Since power corrupts and absolute power corrupts absolutely, those who created the Australian Constitution sought to find an effective balance of power. With the British and American experiences to draw from the drafters of the Australian Constitution sought to find an effective balance between the people, who own the land, and the politicians those people elect to govern the land. Since two competing parties could always come to a stalemate a third party was created to protect the most important element of Australian society – the people.

In the British system the Monarchy, which once ruled with absolute power, had been forced to share power with both politicians and the people. Huge social landmarks were crossed in the process, such as establishing all people equal under the law, including the King. The new (in relative terms) role for the monarch was no longer to govern, nor to yield absolute power, but to be the protector of the people who they once ruled, defending them against the potential abuses of politicians. The Monarch (King or Queen as the case may be from time to time) had long had to acknowledge that his or her place was a privilege they held under God’s authority. They could not take office until they had sworn to honour God and to uphold the Bible as the book from which society was to be governed. In so doing, the King or Queen became God’s agent for the protection of the people.

Little more than a century ago, when the Australian Constitution was drafted, the relatively new role for the Monarchy was appreciated and built into the Australian governmental model. A representative of the British Monarch was to be appointed as the Australian Head of State, extending the British Monarch’s divine mandate to uphold the Bible as the rule of law and the basis for society. This person who functioned as the Head of State, designated the Australian Governor General, stood to protect the Australian people from their elected politicians.

Once an ordinary citizen has become a politician and been elevated to a place of political power over others that person ceases to be ‘ordinary’ and may be tempted to exploit their privilege by abusing the very people who placed them in power. They might decide, for instance, that they should have privileges others do not have. So, every law that Australian politicians can legally make has to go through a final vetting process. The only ones empowered to make such rules are the politicians. To protect the Australian people from abuses of that political power, the Australian Governor General must give authority to those rules by signing them into law.

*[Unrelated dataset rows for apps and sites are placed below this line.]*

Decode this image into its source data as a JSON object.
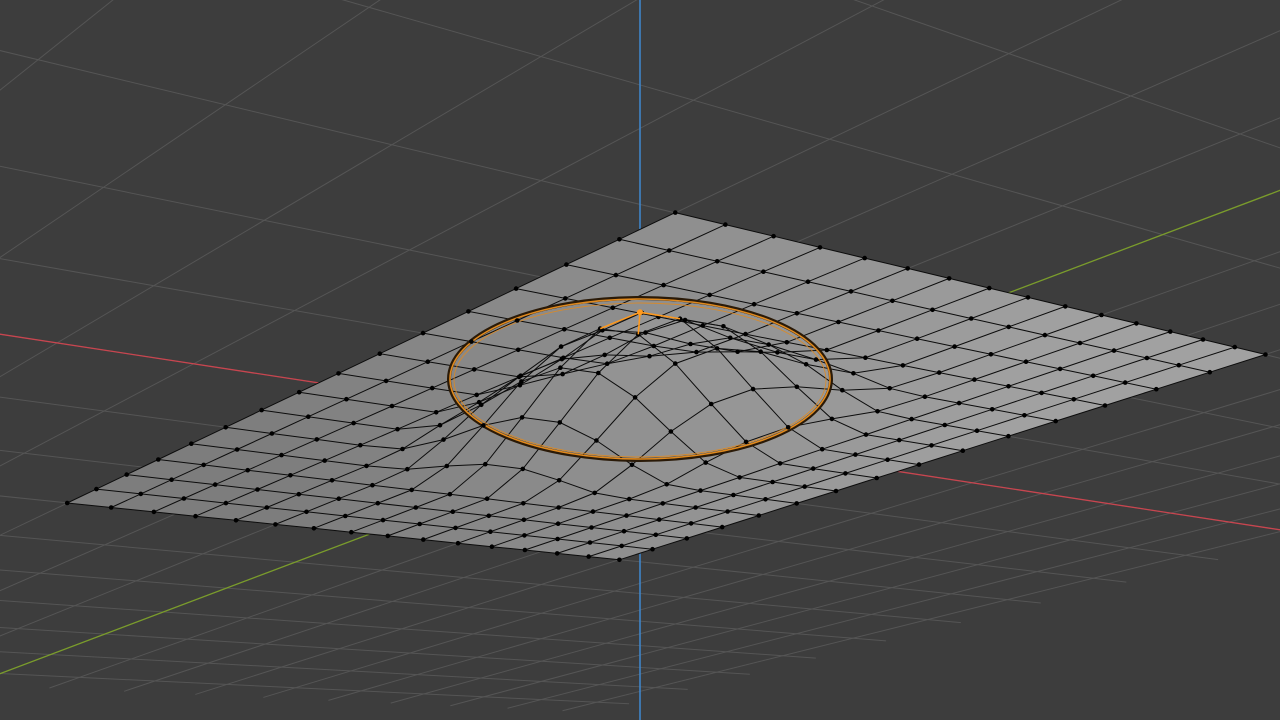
{
  "viewport": {
    "mode": "edit-mode",
    "view": "perspective",
    "background_color": "#3d3d3d",
    "grid_color": "#555555",
    "axis_colors": {
      "x": "#c8454f",
      "y": "#7a9c2b",
      "z": "#3f85c9"
    },
    "mesh": {
      "type": "subdivided-plane",
      "subdivisions": 15,
      "face_color": "#8f8f8f",
      "edge_color": "#0c0c0c",
      "vertex_color": "#000000",
      "selected_color": "#ff9a1f"
    },
    "proportional_edit_circle": {
      "color": "#e08a1f",
      "visible": true
    },
    "gizmo_icons": [
      "vertex-icon",
      "edge-icon",
      "proportional-falloff-icon"
    ]
  }
}
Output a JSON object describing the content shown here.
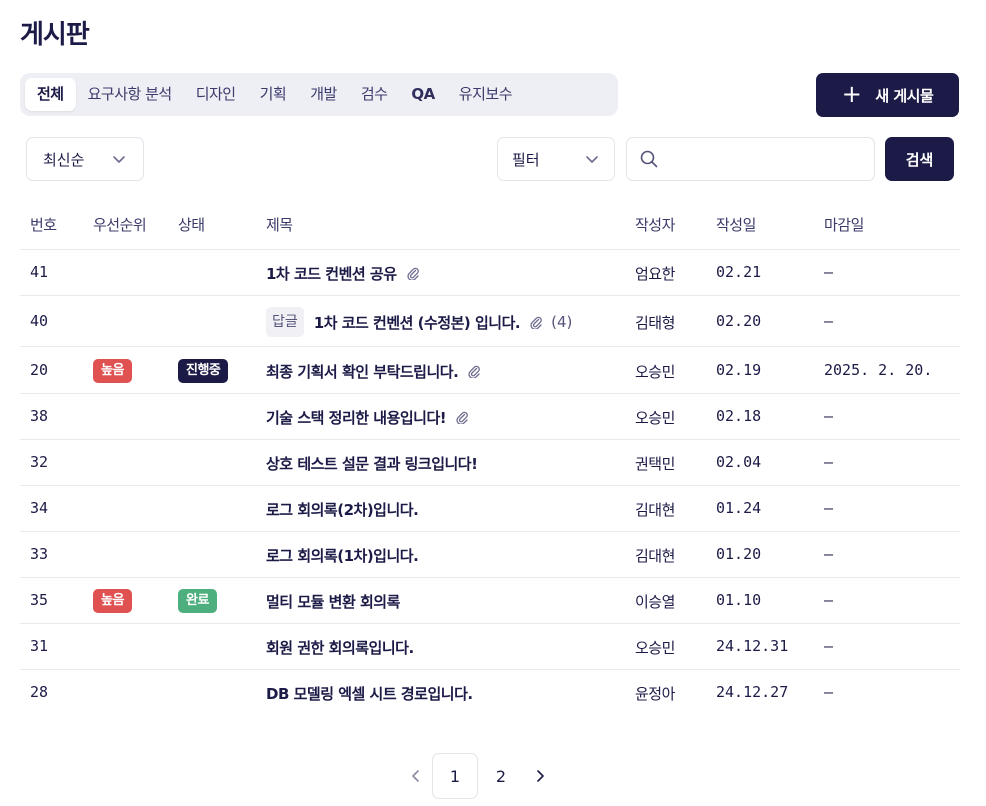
{
  "page_title": "게시판",
  "tabs": [
    {
      "label": "전체",
      "active": true
    },
    {
      "label": "요구사항 분석",
      "active": false
    },
    {
      "label": "디자인",
      "active": false
    },
    {
      "label": "기획",
      "active": false
    },
    {
      "label": "개발",
      "active": false
    },
    {
      "label": "검수",
      "active": false
    },
    {
      "label": "QA",
      "active": false
    },
    {
      "label": "유지보수",
      "active": false
    }
  ],
  "new_post_label": "새 게시물",
  "sort": {
    "selected": "최신순"
  },
  "filter": {
    "selected": "필터"
  },
  "search": {
    "placeholder": "",
    "button_label": "검색"
  },
  "columns": {
    "num": "번호",
    "priority": "우선순위",
    "status": "상태",
    "title": "제목",
    "author": "작성자",
    "created": "작성일",
    "due": "마감일"
  },
  "rows": [
    {
      "num": "41",
      "priority": "",
      "status": "",
      "reply_tag": "",
      "title": "1차 코드 컨벤션 공유",
      "attachment": true,
      "comments": "",
      "author": "엄요한",
      "created": "02.21",
      "due": "–"
    },
    {
      "num": "40",
      "priority": "",
      "status": "",
      "reply_tag": "답글",
      "title": "1차 코드 컨벤션 (수정본) 입니다.",
      "attachment": true,
      "comments": "(4)",
      "author": "김태형",
      "created": "02.20",
      "due": "–"
    },
    {
      "num": "20",
      "priority": "높음",
      "status": "진행중",
      "reply_tag": "",
      "title": "최종 기획서 확인 부탁드립니다.",
      "attachment": true,
      "comments": "",
      "author": "오승민",
      "created": "02.19",
      "due": "2025. 2. 20."
    },
    {
      "num": "38",
      "priority": "",
      "status": "",
      "reply_tag": "",
      "title": "기술 스택 정리한 내용입니다!",
      "attachment": true,
      "comments": "",
      "author": "오승민",
      "created": "02.18",
      "due": "–"
    },
    {
      "num": "32",
      "priority": "",
      "status": "",
      "reply_tag": "",
      "title": "상호 테스트 설문 결과 링크입니다!",
      "attachment": false,
      "comments": "",
      "author": "권택민",
      "created": "02.04",
      "due": "–"
    },
    {
      "num": "34",
      "priority": "",
      "status": "",
      "reply_tag": "",
      "title": "로그 회의록(2차)입니다.",
      "attachment": false,
      "comments": "",
      "author": "김대현",
      "created": "01.24",
      "due": "–"
    },
    {
      "num": "33",
      "priority": "",
      "status": "",
      "reply_tag": "",
      "title": "로그 회의록(1차)입니다.",
      "attachment": false,
      "comments": "",
      "author": "김대현",
      "created": "01.20",
      "due": "–"
    },
    {
      "num": "35",
      "priority": "높음",
      "status": "완료",
      "reply_tag": "",
      "title": "멀티 모듈 변환 회의록",
      "attachment": false,
      "comments": "",
      "author": "이승열",
      "created": "01.10",
      "due": "–"
    },
    {
      "num": "31",
      "priority": "",
      "status": "",
      "reply_tag": "",
      "title": "회원 권한 회의록입니다.",
      "attachment": false,
      "comments": "",
      "author": "오승민",
      "created": "24.12.31",
      "due": "–"
    },
    {
      "num": "28",
      "priority": "",
      "status": "",
      "reply_tag": "",
      "title": "DB 모델링 엑셀 시트 경로입니다.",
      "attachment": false,
      "comments": "",
      "author": "윤정아",
      "created": "24.12.27",
      "due": "–"
    }
  ],
  "pagination": {
    "pages": [
      "1",
      "2"
    ],
    "current": "1"
  },
  "colors": {
    "primary": "#1c1b47",
    "high": "#e05252",
    "progress": "#1c1b47",
    "done": "#4caf7d"
  }
}
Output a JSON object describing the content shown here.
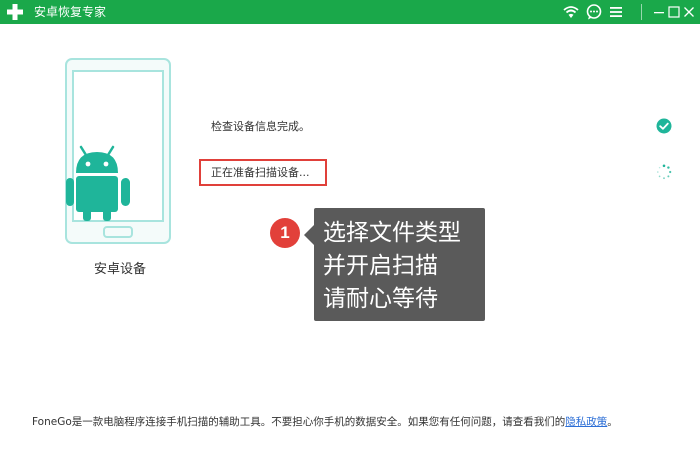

It is convention that the Governor General of Australia do just that, sign the laws that have been crafted by Parliament. But this is not to suggest that they are a mere rubber stamp. Any true Governor General recognises their place as a protector of the Australian people and upholder of the Bible as the rule of law. If they see any law being promulgated by an elected parliament that opposes the Biblical mandate for social law and order, they have the authority, right and responsibility to oppose that law and refuse to sign it into existence.

Further than this, an Australian Governor General can even take the drastic measure of removing a government which they deem to have exceeded its privileges and to be acting in a manner that is damaging to the people of Australia. Such actions are rare to the point of near extinction, except for the amazing example of Sir John Kerr, Australian Governor General between 1974 and 1977, who dismissed the Australian Prime Minister, Gough Whitlam.

So Mrs Quentin Bryce, in becoming Australia’s Head of State, as the first Australian female Governor General, becomes a hero of the Australian people. She is their protector. She is the one who has the power to protect them from their elected parliamentary politicians. She is the one who must weigh each law against the Bible and determine whether it upholds or contradicts what God has charged her to live by.

Let us all pray that she does what she is being given the privilege to do.